DVB-T/S combined. Vista TV Pack and Win 7 both allow multiple tuner cards on different platforms to be deployed. I have a quad PCI-E Pinnacle 7010ix (£30 on eBay - bargain!) tuner card in a Win7 RC box which has 2 x DVB-T and 2 x DVB-S tuners on a single card. You feed it one OTA aerial/antenna feed and 2 LNB feeds from your dish. This will get you all the Freeview SD and all the Freesat SD (and all current Freesat HD - though if they switch to DVB-S2 you won't get them)
DVB-S/S2 Sky. Digital Everywhere FireDTV S2 (external) or Floppy DTV S2 (internal) with a suitable CAM. The SD MPEG2 stuff can be used in XP MCE and Vista - as D.E. have produced drivers that pretend to be DVB-T even though they are actually DVB-S. With other software, or with Win 7 RC (and Vista TV Pack hacked with H264 support) you can also get Sky HD channels. This will get you all the encrypted pay-TV services you subscribe to - using your Sky viewing card.

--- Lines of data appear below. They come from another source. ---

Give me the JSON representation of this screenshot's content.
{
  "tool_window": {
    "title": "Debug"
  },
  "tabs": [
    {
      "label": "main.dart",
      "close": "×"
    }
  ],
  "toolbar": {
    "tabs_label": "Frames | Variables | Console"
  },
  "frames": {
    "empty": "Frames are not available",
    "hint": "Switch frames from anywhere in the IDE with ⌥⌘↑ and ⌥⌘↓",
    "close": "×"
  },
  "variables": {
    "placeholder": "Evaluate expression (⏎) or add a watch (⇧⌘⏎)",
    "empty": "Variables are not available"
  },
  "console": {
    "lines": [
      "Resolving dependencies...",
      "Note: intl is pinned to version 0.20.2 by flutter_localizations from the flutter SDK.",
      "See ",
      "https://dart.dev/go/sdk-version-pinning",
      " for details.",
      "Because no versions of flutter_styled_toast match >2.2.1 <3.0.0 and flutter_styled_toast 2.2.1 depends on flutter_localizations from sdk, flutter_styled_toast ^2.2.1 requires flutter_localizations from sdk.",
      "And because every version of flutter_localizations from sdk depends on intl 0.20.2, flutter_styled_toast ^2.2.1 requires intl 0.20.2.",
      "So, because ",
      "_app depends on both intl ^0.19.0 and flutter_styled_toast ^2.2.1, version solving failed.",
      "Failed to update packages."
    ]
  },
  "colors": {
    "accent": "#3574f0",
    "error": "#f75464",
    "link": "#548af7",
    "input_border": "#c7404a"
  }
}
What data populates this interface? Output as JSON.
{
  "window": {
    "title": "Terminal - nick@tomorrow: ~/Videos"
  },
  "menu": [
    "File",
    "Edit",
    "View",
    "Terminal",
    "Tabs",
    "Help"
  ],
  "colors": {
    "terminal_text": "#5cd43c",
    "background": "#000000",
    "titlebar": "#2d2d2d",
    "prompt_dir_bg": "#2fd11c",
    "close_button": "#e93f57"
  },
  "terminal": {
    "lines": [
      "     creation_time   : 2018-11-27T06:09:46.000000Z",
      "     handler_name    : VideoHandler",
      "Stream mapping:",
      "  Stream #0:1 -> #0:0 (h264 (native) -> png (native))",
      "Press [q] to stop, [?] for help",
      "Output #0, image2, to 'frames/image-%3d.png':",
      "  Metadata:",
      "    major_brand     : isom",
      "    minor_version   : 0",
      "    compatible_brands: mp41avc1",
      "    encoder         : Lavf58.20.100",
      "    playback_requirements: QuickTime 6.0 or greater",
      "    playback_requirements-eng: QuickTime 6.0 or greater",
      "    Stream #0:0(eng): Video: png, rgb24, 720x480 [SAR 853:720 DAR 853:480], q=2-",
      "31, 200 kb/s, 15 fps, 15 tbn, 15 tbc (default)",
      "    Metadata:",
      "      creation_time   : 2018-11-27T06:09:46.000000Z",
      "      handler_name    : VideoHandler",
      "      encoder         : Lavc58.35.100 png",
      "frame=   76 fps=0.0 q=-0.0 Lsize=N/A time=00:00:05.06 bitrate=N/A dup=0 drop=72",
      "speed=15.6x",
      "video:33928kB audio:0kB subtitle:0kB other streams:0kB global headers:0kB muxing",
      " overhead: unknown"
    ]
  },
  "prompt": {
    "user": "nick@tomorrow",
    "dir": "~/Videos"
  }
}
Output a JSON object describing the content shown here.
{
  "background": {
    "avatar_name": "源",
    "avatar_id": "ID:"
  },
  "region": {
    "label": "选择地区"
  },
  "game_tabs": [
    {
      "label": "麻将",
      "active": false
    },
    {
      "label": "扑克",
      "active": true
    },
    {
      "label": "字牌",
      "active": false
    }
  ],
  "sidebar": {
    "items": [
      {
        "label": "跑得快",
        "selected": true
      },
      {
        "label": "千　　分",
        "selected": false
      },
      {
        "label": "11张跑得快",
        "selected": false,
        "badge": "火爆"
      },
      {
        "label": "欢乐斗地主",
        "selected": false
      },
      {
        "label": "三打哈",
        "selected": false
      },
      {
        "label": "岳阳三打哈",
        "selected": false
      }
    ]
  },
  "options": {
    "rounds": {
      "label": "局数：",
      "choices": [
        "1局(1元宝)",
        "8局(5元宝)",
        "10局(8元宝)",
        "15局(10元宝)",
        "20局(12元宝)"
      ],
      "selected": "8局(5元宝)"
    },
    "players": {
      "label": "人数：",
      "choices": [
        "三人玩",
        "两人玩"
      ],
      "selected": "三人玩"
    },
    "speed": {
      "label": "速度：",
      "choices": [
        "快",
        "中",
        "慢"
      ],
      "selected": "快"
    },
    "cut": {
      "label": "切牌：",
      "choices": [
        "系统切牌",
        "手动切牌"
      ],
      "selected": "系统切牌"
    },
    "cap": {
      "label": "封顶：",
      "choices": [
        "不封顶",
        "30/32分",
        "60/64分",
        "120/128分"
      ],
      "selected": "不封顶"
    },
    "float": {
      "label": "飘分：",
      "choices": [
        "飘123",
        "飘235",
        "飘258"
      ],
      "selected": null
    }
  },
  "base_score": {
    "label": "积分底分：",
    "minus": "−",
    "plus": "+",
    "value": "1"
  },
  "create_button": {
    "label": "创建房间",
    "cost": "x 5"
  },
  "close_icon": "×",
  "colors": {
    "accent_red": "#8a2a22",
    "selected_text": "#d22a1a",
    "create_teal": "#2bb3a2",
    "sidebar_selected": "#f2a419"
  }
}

HOWEVER the reverse engineered CAMs are not guaranteed, and certainly not supported by Sky. They could stop working if Sky tweak their encryption - there is a card swap (the second in the Sky digital platform's 10 years of operation) currently taking place...
The other way of getting Sky SD is to use an analogue capture card, and an IR blaster to control a conventional Sky SD reciever. However this has poor picture quality (S-video at best) and is a bit klunky...
There are lots of other ways of doing TV in the UK - MythTV, SageTV, GBPVR, DVBViewer etc. - however Media Center has a thriving community. Media Portal is also proving popular.www.avforums.com
has a strong HTPC section that is tailored to the UK market.